His completed book manuscript, Monsoon Marketplace, traces the entangled genealogies of consumer capitalism, urban modernity, and media spectatorship in Singapore and Manila through representations of public spaces of commerce and leisure such as amusement parks, night markets, movie theaters, and shopping malls during colonial occupation in the 1930s, national development in the 1960s, and neoliberal globalization in the 2000s. An extract from the book is a forthcoming article in the Journal of Asian Studies


His first book, Globalization and Becoming-nation, analyzes the political economy of contemporary Filipino novels in the passage from official nationalism during the 1970s Marcos Martial Law dictatorship to transnational capitalism after the 1986 EDSA People Power Revolution. He has begun work on a new book project, Spirit of People Power, which aims to explore the visual culture and political theology of the historical memory of immanent revolution in the Philippines, Vietnam, and Indonesia from the 19th century onwards.

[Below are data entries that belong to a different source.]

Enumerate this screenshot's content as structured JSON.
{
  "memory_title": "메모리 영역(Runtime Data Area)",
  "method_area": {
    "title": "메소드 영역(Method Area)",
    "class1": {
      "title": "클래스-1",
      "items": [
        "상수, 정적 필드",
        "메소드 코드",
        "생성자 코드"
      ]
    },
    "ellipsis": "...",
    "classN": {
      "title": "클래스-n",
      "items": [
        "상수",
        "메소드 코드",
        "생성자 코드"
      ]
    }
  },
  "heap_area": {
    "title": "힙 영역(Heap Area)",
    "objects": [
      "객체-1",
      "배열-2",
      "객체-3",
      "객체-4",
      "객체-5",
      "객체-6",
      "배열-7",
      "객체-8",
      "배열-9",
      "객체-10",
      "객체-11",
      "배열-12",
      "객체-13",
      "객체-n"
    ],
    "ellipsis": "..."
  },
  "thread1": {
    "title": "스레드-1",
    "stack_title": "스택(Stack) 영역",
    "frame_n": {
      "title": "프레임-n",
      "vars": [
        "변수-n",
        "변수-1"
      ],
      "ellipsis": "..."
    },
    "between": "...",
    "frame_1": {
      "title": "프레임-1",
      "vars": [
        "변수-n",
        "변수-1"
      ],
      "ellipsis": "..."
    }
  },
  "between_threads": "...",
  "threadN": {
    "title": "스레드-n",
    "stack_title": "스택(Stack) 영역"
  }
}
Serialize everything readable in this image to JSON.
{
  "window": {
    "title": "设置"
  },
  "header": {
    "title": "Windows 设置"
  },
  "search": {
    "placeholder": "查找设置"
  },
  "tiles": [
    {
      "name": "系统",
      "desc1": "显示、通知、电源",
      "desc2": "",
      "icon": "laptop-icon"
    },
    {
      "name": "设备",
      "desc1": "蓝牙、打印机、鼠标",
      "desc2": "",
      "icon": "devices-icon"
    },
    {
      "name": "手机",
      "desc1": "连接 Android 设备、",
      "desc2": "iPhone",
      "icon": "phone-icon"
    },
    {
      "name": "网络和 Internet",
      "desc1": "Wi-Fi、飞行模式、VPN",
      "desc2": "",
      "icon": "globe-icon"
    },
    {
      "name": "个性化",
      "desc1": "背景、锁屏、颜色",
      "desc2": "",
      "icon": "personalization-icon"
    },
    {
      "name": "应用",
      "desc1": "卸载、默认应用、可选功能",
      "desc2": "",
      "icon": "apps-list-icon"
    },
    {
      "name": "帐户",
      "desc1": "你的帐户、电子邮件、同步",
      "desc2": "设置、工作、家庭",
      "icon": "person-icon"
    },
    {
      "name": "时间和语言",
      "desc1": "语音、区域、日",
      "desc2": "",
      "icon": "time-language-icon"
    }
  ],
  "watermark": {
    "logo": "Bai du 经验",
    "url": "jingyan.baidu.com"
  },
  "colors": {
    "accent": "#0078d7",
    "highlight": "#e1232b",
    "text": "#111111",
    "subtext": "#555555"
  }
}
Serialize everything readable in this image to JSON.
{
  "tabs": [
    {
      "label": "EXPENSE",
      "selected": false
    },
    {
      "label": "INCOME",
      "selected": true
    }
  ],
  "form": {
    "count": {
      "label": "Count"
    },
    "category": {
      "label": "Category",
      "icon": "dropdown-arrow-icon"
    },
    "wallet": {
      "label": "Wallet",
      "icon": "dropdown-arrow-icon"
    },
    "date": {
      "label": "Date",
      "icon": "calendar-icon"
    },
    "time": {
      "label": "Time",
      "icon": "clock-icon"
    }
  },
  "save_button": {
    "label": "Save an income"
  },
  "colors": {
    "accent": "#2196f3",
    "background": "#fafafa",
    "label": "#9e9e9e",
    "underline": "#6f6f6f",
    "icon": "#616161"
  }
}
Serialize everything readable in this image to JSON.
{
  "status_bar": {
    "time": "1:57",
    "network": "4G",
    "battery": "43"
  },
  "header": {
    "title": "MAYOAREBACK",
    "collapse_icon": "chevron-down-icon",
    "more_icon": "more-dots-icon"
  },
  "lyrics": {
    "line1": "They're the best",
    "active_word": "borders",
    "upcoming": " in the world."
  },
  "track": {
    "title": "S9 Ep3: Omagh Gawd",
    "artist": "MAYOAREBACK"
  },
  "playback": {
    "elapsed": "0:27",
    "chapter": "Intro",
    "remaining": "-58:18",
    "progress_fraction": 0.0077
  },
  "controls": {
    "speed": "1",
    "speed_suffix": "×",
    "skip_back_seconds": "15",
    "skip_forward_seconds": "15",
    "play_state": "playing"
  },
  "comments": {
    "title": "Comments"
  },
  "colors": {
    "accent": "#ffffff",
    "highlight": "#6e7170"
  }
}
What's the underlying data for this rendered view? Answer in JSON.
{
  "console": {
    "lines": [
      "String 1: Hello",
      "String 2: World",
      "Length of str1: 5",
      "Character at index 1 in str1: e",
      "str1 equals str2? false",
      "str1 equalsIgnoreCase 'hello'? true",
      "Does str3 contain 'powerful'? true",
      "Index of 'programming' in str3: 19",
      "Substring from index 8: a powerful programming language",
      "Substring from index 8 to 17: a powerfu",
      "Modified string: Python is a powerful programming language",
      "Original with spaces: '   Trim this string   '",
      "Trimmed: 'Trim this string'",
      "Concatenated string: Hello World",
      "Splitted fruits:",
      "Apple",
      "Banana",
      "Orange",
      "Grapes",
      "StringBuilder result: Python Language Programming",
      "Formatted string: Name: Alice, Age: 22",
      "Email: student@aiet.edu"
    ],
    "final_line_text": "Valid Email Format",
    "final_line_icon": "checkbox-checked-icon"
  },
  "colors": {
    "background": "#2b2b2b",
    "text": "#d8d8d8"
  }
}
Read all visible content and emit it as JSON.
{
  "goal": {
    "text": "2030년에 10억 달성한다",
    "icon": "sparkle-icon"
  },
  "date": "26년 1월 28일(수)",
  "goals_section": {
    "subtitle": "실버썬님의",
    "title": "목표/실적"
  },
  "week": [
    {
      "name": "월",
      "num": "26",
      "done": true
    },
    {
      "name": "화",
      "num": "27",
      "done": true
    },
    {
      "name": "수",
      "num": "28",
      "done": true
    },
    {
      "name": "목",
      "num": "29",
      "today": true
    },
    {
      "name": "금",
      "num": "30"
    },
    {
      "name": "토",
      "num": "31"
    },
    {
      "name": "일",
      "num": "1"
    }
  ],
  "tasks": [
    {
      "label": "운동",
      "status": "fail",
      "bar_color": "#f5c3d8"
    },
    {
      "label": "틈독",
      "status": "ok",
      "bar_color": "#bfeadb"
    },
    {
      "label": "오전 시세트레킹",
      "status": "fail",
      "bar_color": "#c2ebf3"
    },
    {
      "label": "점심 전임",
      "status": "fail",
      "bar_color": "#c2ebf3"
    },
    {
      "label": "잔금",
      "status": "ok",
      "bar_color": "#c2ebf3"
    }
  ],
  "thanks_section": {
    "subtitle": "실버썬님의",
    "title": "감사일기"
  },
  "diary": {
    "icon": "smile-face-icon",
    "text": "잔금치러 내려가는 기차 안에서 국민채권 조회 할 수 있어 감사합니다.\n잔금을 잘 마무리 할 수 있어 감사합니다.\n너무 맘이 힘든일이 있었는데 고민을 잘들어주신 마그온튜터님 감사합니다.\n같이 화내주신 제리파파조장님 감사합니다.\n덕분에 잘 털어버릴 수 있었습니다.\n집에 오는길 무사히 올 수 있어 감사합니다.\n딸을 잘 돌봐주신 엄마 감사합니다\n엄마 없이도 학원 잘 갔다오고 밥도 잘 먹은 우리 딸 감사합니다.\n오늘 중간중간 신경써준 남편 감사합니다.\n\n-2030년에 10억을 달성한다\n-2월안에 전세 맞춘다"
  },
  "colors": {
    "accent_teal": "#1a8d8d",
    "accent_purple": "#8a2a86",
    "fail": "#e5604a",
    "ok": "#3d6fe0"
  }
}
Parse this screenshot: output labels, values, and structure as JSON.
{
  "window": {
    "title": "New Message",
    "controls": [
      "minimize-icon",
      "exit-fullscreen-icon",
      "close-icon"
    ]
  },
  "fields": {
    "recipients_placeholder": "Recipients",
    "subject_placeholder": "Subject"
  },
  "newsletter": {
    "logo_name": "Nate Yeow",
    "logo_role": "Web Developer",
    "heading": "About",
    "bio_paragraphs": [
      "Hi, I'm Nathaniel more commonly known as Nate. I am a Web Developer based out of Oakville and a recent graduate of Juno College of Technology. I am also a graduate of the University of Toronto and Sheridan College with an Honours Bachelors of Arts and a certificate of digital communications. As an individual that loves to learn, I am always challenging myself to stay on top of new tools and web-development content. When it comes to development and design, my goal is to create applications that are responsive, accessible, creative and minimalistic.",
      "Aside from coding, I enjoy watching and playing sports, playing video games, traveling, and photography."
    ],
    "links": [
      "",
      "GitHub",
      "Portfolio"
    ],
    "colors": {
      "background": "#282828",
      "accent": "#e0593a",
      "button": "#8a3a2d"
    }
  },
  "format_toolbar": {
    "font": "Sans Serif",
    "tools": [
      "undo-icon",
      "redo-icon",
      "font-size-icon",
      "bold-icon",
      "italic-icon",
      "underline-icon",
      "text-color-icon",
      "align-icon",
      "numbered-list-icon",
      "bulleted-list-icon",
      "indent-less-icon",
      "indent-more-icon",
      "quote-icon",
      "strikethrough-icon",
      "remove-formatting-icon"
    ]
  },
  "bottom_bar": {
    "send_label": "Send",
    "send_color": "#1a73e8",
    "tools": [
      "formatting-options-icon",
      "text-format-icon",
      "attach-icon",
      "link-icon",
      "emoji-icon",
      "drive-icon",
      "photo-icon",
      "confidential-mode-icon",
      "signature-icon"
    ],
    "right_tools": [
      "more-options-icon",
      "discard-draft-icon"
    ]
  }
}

More recent publications look at the global production, circulation, and consumption of genres and iconographies across transmedia platforms including films, blogs, museums, video games, and art installations. One article in Cinema Journal, “The Cinematographic Unconscious of Slum Voyeurism”, examines the construction, misrecognition, and refusal of urban realism in poverty porn made for international film funds and festivals. Another article in Cultural Studies, “Precarious Nostalgia”, uncovers how algorithmic protocols of memory and agency in the smart city modify the longing for the congenial past into an openness to future risk.


The outcome of a Social Science Research Council workshop on InterAsian Connections, his current research focuses on how media infrastructures and art exhibitions generate an imaginary of Southeast Asia as an emergent geopolitical body. These ideas are anticipated in “Archipelagic Intermediality”, an essay that revisits Southeast Asian intellectual culture to theorize the interchange between different media modalities within diverse intraregional communities.


More information about his research and teaching can be found at: